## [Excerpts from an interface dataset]
BEGIN
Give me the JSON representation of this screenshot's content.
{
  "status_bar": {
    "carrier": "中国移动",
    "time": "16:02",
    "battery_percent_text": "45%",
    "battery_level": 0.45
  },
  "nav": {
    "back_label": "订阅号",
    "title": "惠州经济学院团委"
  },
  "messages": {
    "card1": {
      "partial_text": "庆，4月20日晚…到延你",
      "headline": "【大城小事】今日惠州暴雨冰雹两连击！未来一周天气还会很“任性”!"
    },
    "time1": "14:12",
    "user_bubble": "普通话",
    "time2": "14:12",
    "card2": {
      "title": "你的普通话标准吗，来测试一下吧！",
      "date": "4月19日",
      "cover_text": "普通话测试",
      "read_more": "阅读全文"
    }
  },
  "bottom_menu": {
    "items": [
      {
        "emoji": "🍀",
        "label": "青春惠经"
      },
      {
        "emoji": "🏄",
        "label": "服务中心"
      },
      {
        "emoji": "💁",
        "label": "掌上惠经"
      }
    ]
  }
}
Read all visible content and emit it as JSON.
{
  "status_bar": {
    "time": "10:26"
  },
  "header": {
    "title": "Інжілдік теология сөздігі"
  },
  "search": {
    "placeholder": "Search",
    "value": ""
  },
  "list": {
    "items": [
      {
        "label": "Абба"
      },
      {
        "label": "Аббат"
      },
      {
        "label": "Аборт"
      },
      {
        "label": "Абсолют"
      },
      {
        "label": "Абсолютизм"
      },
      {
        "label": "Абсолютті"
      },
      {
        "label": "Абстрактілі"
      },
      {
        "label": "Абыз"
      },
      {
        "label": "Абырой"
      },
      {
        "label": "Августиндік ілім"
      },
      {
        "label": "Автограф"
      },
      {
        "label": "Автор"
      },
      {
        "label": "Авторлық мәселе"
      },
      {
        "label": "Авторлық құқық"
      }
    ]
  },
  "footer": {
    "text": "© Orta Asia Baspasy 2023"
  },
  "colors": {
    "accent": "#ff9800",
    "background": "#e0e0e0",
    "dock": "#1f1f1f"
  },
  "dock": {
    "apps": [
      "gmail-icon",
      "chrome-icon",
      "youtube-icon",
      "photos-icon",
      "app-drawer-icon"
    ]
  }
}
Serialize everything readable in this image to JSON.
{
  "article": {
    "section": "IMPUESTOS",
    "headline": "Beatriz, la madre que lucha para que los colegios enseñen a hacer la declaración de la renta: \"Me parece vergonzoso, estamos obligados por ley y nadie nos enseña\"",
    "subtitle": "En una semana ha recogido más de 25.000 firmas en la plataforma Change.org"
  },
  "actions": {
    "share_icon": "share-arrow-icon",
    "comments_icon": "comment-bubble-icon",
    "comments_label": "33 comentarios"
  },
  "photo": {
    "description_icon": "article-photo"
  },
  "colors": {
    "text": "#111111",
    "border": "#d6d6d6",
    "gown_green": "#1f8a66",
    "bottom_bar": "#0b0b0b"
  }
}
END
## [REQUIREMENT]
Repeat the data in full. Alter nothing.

## [WORKED SOLUTION]
Give me the JSON representation of this screenshot's content.
{
  "status_bar": {
    "carrier": "中国移动",
    "time": "16:02",
    "battery_percent_text": "45%",
    "battery_level": 0.45
  },
  "nav": {
    "back_label": "订阅号",
    "title": "惠州经济学院团委"
  },
  "messages": {
    "card1": {
      "partial_text": "庆，4月20日晚…到延你",
      "headline": "【大城小事】今日惠州暴雨冰雹两连击！未来一周天气还会很“任性”!"
    },
    "time1": "14:12",
    "user_bubble": "普通话",
    "time2": "14:12",
    "card2": {
      "title": "你的普通话标准吗，来测试一下吧！",
      "date": "4月19日",
      "cover_text": "普通话测试",
      "read_more": "阅读全文"
    }
  },
  "bottom_menu": {
    "items": [
      {
        "emoji": "🍀",
        "label": "青春惠经"
      },
      {
        "emoji": "🏄",
        "label": "服务中心"
      },
      {
        "emoji": "💁",
        "label": "掌上惠经"
      }
    ]
  }
}
Read all visible content and emit it as JSON.
{
  "status_bar": {
    "time": "10:26"
  },
  "header": {
    "title": "Інжілдік теология сөздігі"
  },
  "search": {
    "placeholder": "Search",
    "value": ""
  },
  "list": {
    "items": [
      {
        "label": "Абба"
      },
      {
        "label": "Аббат"
      },
      {
        "label": "Аборт"
      },
      {
        "label": "Абсолют"
      },
      {
        "label": "Абсолютизм"
      },
      {
        "label": "Абсолютті"
      },
      {
        "label": "Абстрактілі"
      },
      {
        "label": "Абыз"
      },
      {
        "label": "Абырой"
      },
      {
        "label": "Августиндік ілім"
      },
      {
        "label": "Автограф"
      },
      {
        "label": "Автор"
      },
      {
        "label": "Авторлық мәселе"
      },
      {
        "label": "Авторлық құқық"
      }
    ]
  },
  "footer": {
    "text": "© Orta Asia Baspasy 2023"
  },
  "colors": {
    "accent": "#ff9800",
    "background": "#e0e0e0",
    "dock": "#1f1f1f"
  },
  "dock": {
    "apps": [
      "gmail-icon",
      "chrome-icon",
      "youtube-icon",
      "photos-icon",
      "app-drawer-icon"
    ]
  }
}
Serialize everything readable in this image to JSON.
{
  "article": {
    "section": "IMPUESTOS",
    "headline": "Beatriz, la madre que lucha para que los colegios enseñen a hacer la declaración de la renta: \"Me parece vergonzoso, estamos obligados por ley y nadie nos enseña\"",
    "subtitle": "En una semana ha recogido más de 25.000 firmas en la plataforma Change.org"
  },
  "actions": {
    "share_icon": "share-arrow-icon",
    "comments_icon": "comment-bubble-icon",
    "comments_label": "33 comentarios"
  },
  "photo": {
    "description_icon": "article-photo"
  },
  "colors": {
    "text": "#111111",
    "border": "#d6d6d6",
    "gown_green": "#1f8a66",
    "bottom_bar": "#0b0b0b"
  }
}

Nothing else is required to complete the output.